> [What you should do] Your task is to copy the data exactly while leaving out every picture.

> [Listed records]
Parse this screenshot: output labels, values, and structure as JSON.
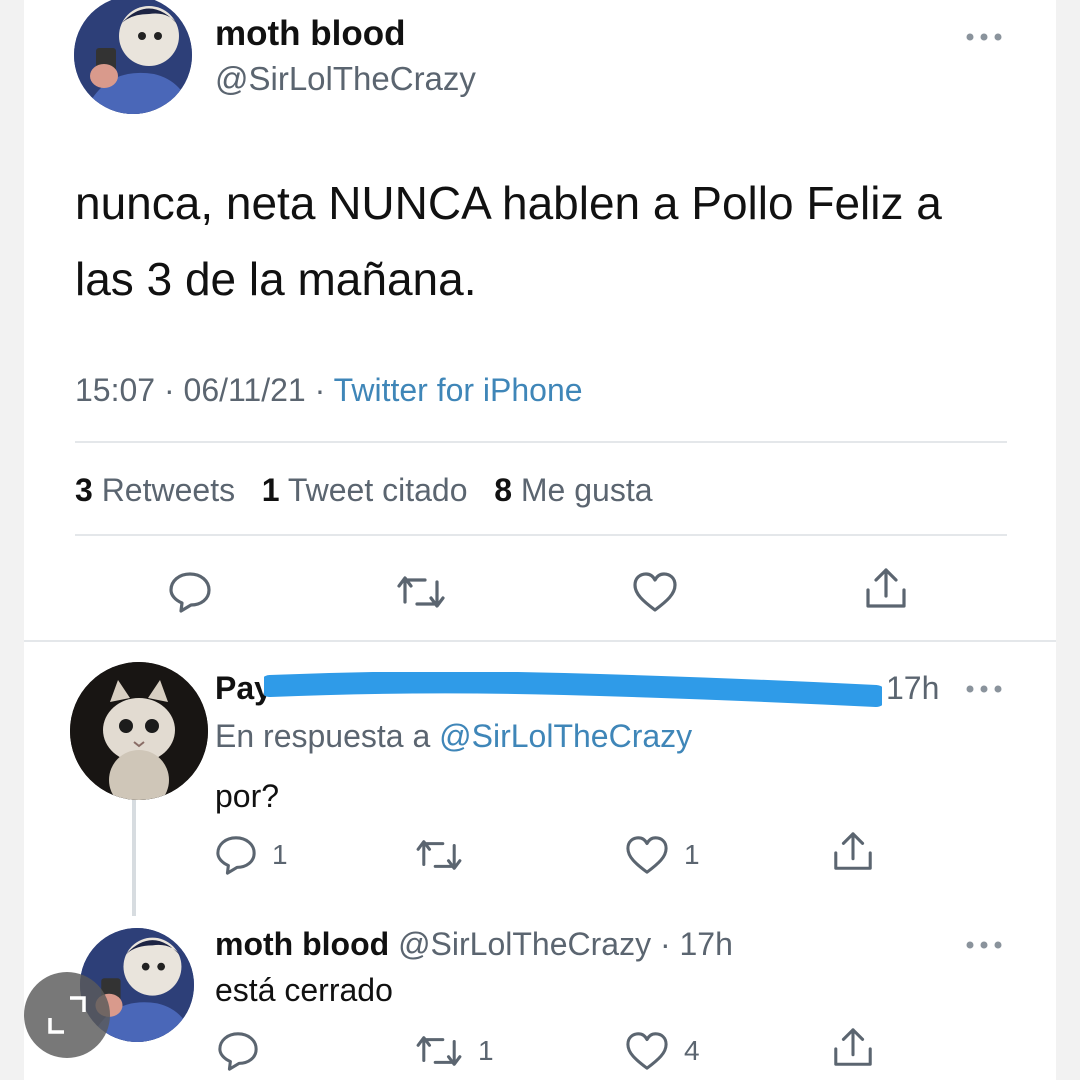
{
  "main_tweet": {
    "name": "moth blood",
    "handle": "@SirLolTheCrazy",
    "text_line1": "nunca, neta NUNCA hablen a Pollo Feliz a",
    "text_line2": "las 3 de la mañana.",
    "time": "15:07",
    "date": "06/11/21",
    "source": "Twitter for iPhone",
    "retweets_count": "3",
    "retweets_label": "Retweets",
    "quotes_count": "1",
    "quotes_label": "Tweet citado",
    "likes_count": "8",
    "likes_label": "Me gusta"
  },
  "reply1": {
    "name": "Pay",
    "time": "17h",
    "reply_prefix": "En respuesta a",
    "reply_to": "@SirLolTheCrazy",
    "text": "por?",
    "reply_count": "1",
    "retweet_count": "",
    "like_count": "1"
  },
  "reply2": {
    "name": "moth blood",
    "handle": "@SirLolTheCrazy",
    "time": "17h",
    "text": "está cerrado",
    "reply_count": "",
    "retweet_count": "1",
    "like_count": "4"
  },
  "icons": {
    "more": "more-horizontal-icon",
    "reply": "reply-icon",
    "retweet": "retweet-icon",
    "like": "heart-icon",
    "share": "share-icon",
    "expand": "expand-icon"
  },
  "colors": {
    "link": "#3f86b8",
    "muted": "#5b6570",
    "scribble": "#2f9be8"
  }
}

> [Exercise answer]
Parse this screenshot: output labels, values, and structure as JSON.
{
  "main_tweet": {
    "name": "moth blood",
    "handle": "@SirLolTheCrazy",
    "text_line1": "nunca, neta NUNCA hablen a Pollo Feliz a",
    "text_line2": "las 3 de la mañana.",
    "time": "15:07",
    "date": "06/11/21",
    "source": "Twitter for iPhone",
    "retweets_count": "3",
    "retweets_label": "Retweets",
    "quotes_count": "1",
    "quotes_label": "Tweet citado",
    "likes_count": "8",
    "likes_label": "Me gusta"
  },
  "reply1": {
    "name": "Pay",
    "time": "17h",
    "reply_prefix": "En respuesta a",
    "reply_to": "@SirLolTheCrazy",
    "text": "por?",
    "reply_count": "1",
    "retweet_count": "",
    "like_count": "1"
  },
  "reply2": {
    "name": "moth blood",
    "handle": "@SirLolTheCrazy",
    "time": "17h",
    "text": "está cerrado",
    "reply_count": "",
    "retweet_count": "1",
    "like_count": "4"
  },
  "icons": {
    "more": "more-horizontal-icon",
    "reply": "reply-icon",
    "retweet": "retweet-icon",
    "like": "heart-icon",
    "share": "share-icon",
    "expand": "expand-icon"
  },
  "colors": {
    "link": "#3f86b8",
    "muted": "#5b6570",
    "scribble": "#2f9be8"
  }
}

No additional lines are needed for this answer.